The multithreaded tests simulate a situation when there are one to four clients accessing the disk at the same time – the clients’ address zones do not overlap. We will discuss diagrams for a request queue of 1 as the most illustrative ones. When the queue is 2 or more requests long, the speed doesn’t depend much on the number of simultaneously running applications. You can also click the following links for the full results:
Our multithreaded tests often prove to be an extremely difficult trial for hard disk drives, but SSDs find them rather easy. They don’t care what exactly memory cell to access. Moreover, the multiple threads produce a kind of a request queue, allowing to read simultaneously from two different flash memory modules. As we can see, most SSDs increase their performance at multithreaded reading rather than otherwise. The Intel X25-V and the OCZ Colossus are the only two products to slow down.

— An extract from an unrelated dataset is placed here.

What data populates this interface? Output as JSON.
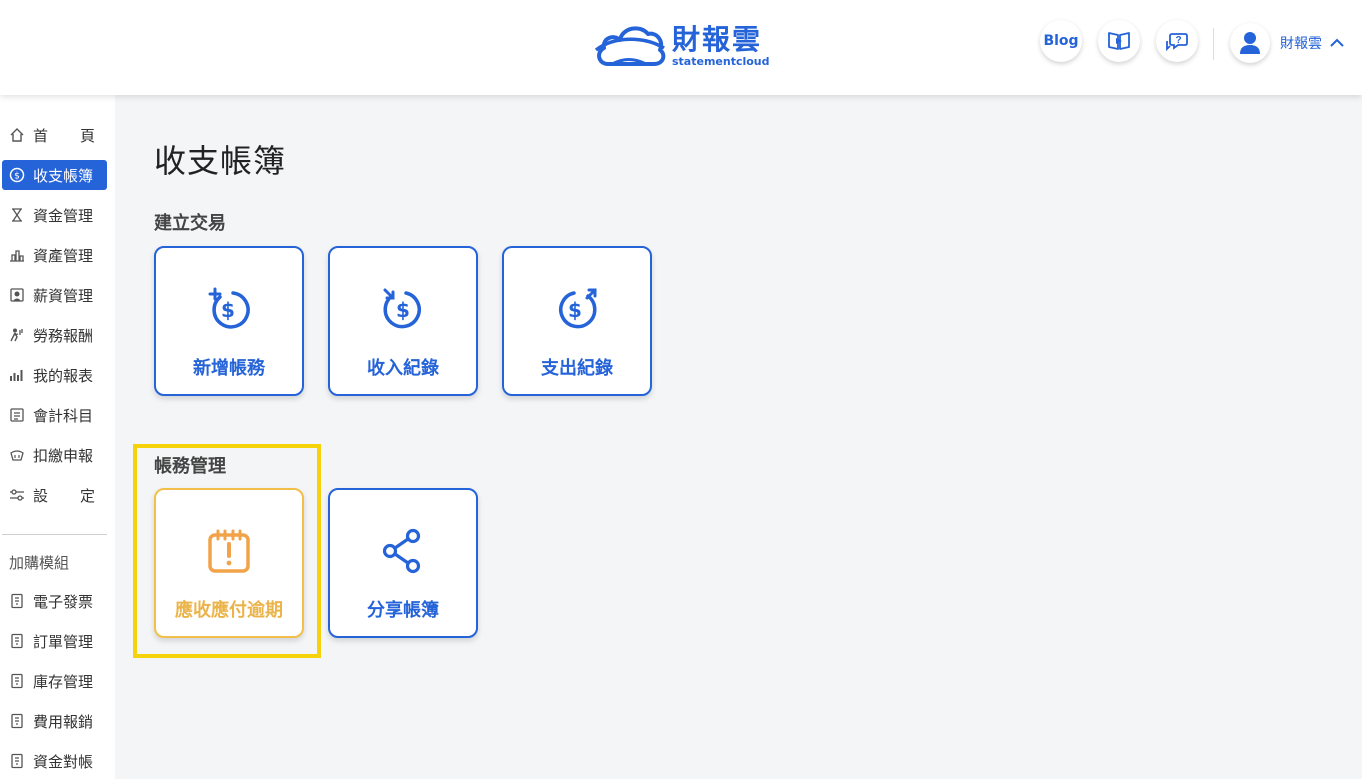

So, the RAID0 with two Corsair drives is in the lead, followed by the Crucial (which performs better with SATA600 than with SATA300 in this particular test). Next goes the Colossus and the rest of the SSDs.
The RevoDrive is slow with one thread but gets closer to the leaders when reading two data threads. It looks like the load is not heavy enough for this product to show its best.
As the number of data threads grows up, the RevoDrive climbs higher in the standings. The opponents help, too: the RAID array built out of two Corsair SSDs slows down at four data threads and the Crucial is irresolute as to what interface is better for it.
Multithreaded reading is difficult for HDDs but multithreaded writing is such for SSDs. There are two SSDs that suffer the most when writing two threads: the Crucial slows down with both interfaces, giving way to the single-chip SandForce-based products. The OCZ Colossus has an even bigger performance hit, though.
The RevoDrive is not troubled by the increased number of data threads and the Crucial is trying to catch up with the leader (this SSD now prefers the ICH controller again). By the way, this is one of the few tests where SSDs do not deliver high speeds and do not have an advantage over hard disk drives.
As for the other products, the Vertex 2 is undecided as to what firmware version is better for it. The Agility 2 is as fast as the other SSDs with the same controller (its smaller capacity must be the reason for the small gap). The low-capacity G.Skill is worse, even though ahead of the Intel.